And for that, you need an actor like Colin Firth, with a fierce intelligence, utter control and an ocean of feeling underneath. He is perfect as college professor George Falconer, a fastidious, closeted gay man (gay and British: doubly repressed) who loses his lover of 16 years (Matthew Goode) and is devastated. The loss is devastating in itself, but is compounded by the tragedy of living a secret life when you have done nothing to deserve the shame.
Falconer must keep his grief mostly to himself, as he is not able to share it openly. He is kept in the dark about the loss until a disembodied male voice over a telephone has the charitable gallantry of informing him there's been an accident, several days after the fact. He is not invited to the funeral. Of his partner of 16 years. Yet the movie does not express outrage. It creates the emotional atmosphere of shattering loss without pity or sentimentality.
For the role, Firth lost some girth and he looks better than ever, unbearably stylish, sporting immaculate clothes, a fabulous haircut and big black rimmed glasses (you want to ravish him). To watch him with Julianne Moore, who plays his best friend Charlotte, is to see the contrasting styles of British and American acting of the highest caliber. Moore is terrific as an old friend and British boozer who is in love with him, a lonely, hysterical woman grasping at straws. Feeling oozes through her pores, loose and frightening. With him is the opposite. It's all bottled up. They are both fabulous together.
Colin Firth is not particularly handsome, but he has that which makes women melt: there is warmth and vulnerability underneath the icy smartness, and we all want to coax it out of him. Like all good British thespians, he acts with his voice. He infuses a line like, "Nobody else calls me before 8 in the morning, Charlotte" with so much personal history, it is almost shocking, funny and heartbreaking. He is magnificent.
Everything looks beautifully art directed, as one might expect from a fashion designer. The movie made me horribly nostalgic for the beauty of solid state objects when I was growing up: the rotary phones, the gleaming vending machines, the fabulous sixties furniture, things made of metal and wood, things made to last. Ford has chosen a style that tries to convey the claustrophobic, suffocating anxiety of Falconer's grief, as he zeroes in on the details, which is I suppose how gay men in those days were able to make sense of who were friends and foes in the world. It's also how things feel when you are dying of grief. The focus changes to the trees instead of the forest, so you can survive the day. Sometimes the stylishness seems to get a little in the way, but the respect for the emotions and their authenticity never wavers. It's an adult, mature movie, which is very generous and moves me deeply. I really appreciate it, someone in America making such a film.
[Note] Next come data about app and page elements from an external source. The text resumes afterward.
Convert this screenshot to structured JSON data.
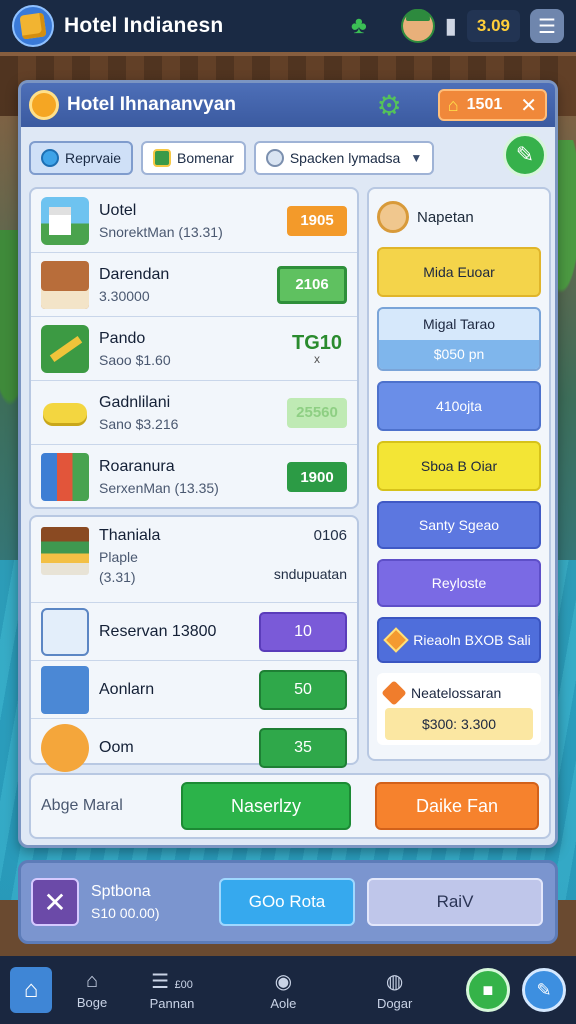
{
  "hud": {
    "title": "Hotel Indianesn",
    "coins": "3.09",
    "menu_icon": "menu-icon"
  },
  "panel": {
    "title": "Hotel Ihnananvyan",
    "chip_value": "1501",
    "close": "✕"
  },
  "tabs": [
    {
      "label": "Reprvaie"
    },
    {
      "label": "Bomenar"
    },
    {
      "label": "Spacken lymadsa"
    }
  ],
  "list1": [
    {
      "title": "Uotel",
      "sub": "SnorektMan (13.31)",
      "value": "1905",
      "icon": "hotel-icon"
    },
    {
      "title": "Darendan",
      "sub": "3.30000",
      "value": "2106",
      "icon": "bed-icon"
    },
    {
      "title": "Pando",
      "sub": "Saoo $1.60",
      "value": "TG10",
      "value_sub": "x",
      "icon": "pen-icon"
    },
    {
      "title": "Gadnlilani",
      "sub": "Sano $3.216",
      "value": "25560",
      "icon": "soap-icon"
    },
    {
      "title": "Roaranura",
      "sub": "SerxenMan (13.35)",
      "value": "1900",
      "icon": "people-icon"
    }
  ],
  "list2": {
    "row1": {
      "title": "Thaniala",
      "l2": "Plaple",
      "l3": "(3.31)",
      "right_top": "0106",
      "right_bot": "sndupuatan"
    },
    "row2": {
      "title": "Reservan 13800",
      "btn": "10"
    },
    "row3": {
      "title": "Aonlarn",
      "btn": "50"
    },
    "row4": {
      "title": "Oom",
      "btn": "35"
    }
  },
  "right": {
    "header": "Napetan",
    "b1": "Mida Euoar",
    "b2_top": "Migal Tarao",
    "b2_bot": "$050 pn",
    "b3": "410ojta",
    "b4": "Sboa B Oiar",
    "b5": "Santy Sgeao",
    "b6": "Reyloste",
    "b7": "Rieaoln BXOB Sali",
    "b8_label": "Neatelossaran",
    "b8_value": "$300: 3.300"
  },
  "strip": {
    "label": "Abge Maral",
    "green": "Naserlzy",
    "orange": "Daike Fan"
  },
  "panel2": {
    "title": "Sptbona",
    "sub": "S10 00.00)",
    "btn1": "GOo Rota",
    "btn2": "RaiV"
  },
  "nav": [
    {
      "label": "Boge"
    },
    {
      "label": "Pannan",
      "badge": "£00"
    },
    {
      "label": "Aole"
    },
    {
      "label": "Dogar"
    }
  ],
  "colors": {
    "accent": "#3b5aa0",
    "orange": "#f39a2a",
    "green": "#2fa84a"
  }
}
Also, all that sexual repression is terribly sexy. Sexual tension is all about delayed gratification, and in this movie there is no obvious gratification. The gratification comes from small, furtive gestures, sometimes it seems only from surprising gratitude at finding a fellow traveler. When a male student shows interest in him, even at his lowest point of desperation, Falconer knows better than to yield, even though he is immensely touched by the attention. He does not act on that unbearable frisson of passion under the surface, yet it's all there. The tension between his desire and his experience is palpable. This is very sexy.
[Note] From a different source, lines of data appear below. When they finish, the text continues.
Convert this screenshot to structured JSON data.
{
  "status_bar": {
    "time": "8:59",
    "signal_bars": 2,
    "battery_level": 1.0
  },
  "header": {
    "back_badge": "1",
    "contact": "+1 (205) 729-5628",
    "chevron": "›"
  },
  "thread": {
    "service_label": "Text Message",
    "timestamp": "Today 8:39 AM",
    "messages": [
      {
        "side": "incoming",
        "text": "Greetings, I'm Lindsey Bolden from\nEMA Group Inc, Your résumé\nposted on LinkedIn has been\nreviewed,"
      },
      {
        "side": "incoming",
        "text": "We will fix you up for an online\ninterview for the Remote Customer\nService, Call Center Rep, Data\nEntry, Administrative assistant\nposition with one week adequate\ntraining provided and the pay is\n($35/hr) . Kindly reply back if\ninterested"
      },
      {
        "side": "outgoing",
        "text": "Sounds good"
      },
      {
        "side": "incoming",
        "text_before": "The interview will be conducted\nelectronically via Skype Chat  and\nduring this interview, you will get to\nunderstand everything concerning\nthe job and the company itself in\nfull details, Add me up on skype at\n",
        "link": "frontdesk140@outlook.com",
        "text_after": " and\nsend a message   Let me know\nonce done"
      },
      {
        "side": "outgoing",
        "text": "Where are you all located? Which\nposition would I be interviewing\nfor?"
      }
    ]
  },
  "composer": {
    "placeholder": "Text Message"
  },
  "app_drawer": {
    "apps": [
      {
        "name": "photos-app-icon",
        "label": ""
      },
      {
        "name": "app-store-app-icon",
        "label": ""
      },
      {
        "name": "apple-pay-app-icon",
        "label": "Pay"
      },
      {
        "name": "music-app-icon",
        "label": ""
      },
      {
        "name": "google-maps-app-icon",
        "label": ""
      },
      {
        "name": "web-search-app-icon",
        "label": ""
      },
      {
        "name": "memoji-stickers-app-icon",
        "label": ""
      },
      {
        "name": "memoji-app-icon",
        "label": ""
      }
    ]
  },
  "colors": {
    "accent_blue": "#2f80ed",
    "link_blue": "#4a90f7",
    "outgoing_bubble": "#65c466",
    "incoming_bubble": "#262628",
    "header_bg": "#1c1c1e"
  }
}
I don't know about straight men or gay men, but women are going to swoon.